Element data from apps and pages:
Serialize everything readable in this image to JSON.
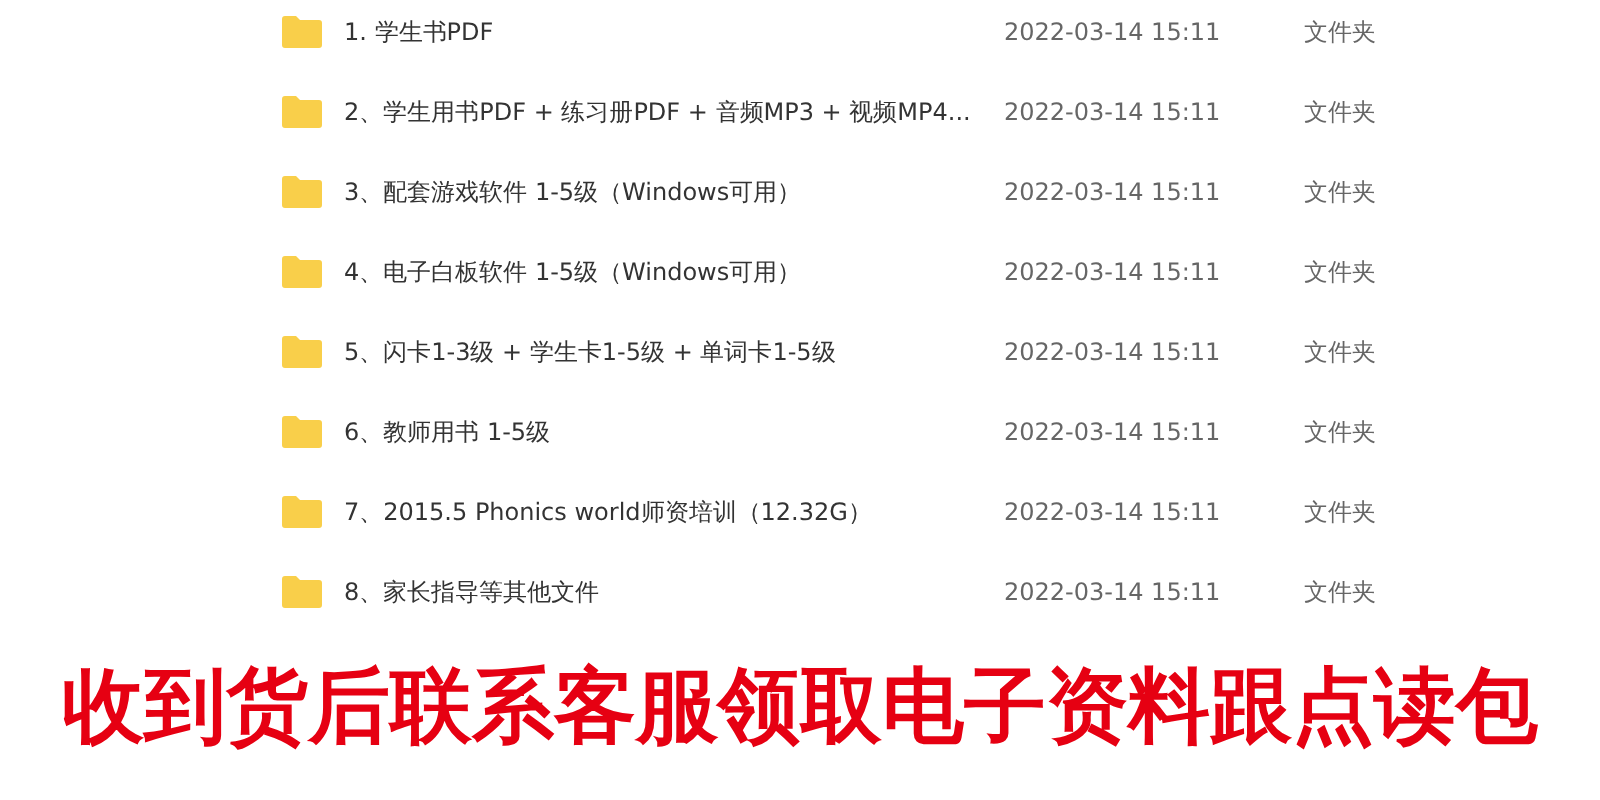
{
  "files": [
    {
      "name": "1. 学生书PDF",
      "modified": "2022-03-14 15:11",
      "type": "文件夹"
    },
    {
      "name": "2、学生用书PDF + 练习册PDF + 音频MP3 + 视频MP4...",
      "modified": "2022-03-14 15:11",
      "type": "文件夹"
    },
    {
      "name": "3、配套游戏软件 1-5级（Windows可用）",
      "modified": "2022-03-14 15:11",
      "type": "文件夹"
    },
    {
      "name": "4、电子白板软件 1-5级（Windows可用）",
      "modified": "2022-03-14 15:11",
      "type": "文件夹"
    },
    {
      "name": "5、闪卡1-3级 + 学生卡1-5级 + 单词卡1-5级",
      "modified": "2022-03-14 15:11",
      "type": "文件夹"
    },
    {
      "name": "6、教师用书 1-5级",
      "modified": "2022-03-14 15:11",
      "type": "文件夹"
    },
    {
      "name": "7、2015.5 Phonics world师资培训（12.32G）",
      "modified": "2022-03-14 15:11",
      "type": "文件夹"
    },
    {
      "name": "8、家长指导等其他文件",
      "modified": "2022-03-14 15:11",
      "type": "文件夹"
    }
  ],
  "banner": "收到货后联系客服领取电子资料跟点读包"
}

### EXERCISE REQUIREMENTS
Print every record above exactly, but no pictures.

### WRITTEN RESPONSE
Serialize everything readable in this image to JSON.
{
  "files": [
    {
      "name": "1. 学生书PDF",
      "modified": "2022-03-14 15:11",
      "type": "文件夹"
    },
    {
      "name": "2、学生用书PDF + 练习册PDF + 音频MP3 + 视频MP4...",
      "modified": "2022-03-14 15:11",
      "type": "文件夹"
    },
    {
      "name": "3、配套游戏软件 1-5级（Windows可用）",
      "modified": "2022-03-14 15:11",
      "type": "文件夹"
    },
    {
      "name": "4、电子白板软件 1-5级（Windows可用）",
      "modified": "2022-03-14 15:11",
      "type": "文件夹"
    },
    {
      "name": "5、闪卡1-3级 + 学生卡1-5级 + 单词卡1-5级",
      "modified": "2022-03-14 15:11",
      "type": "文件夹"
    },
    {
      "name": "6、教师用书 1-5级",
      "modified": "2022-03-14 15:11",
      "type": "文件夹"
    },
    {
      "name": "7、2015.5 Phonics world师资培训（12.32G）",
      "modified": "2022-03-14 15:11",
      "type": "文件夹"
    },
    {
      "name": "8、家长指导等其他文件",
      "modified": "2022-03-14 15:11",
      "type": "文件夹"
    }
  ],
  "banner": "收到货后联系客服领取电子资料跟点读包"
}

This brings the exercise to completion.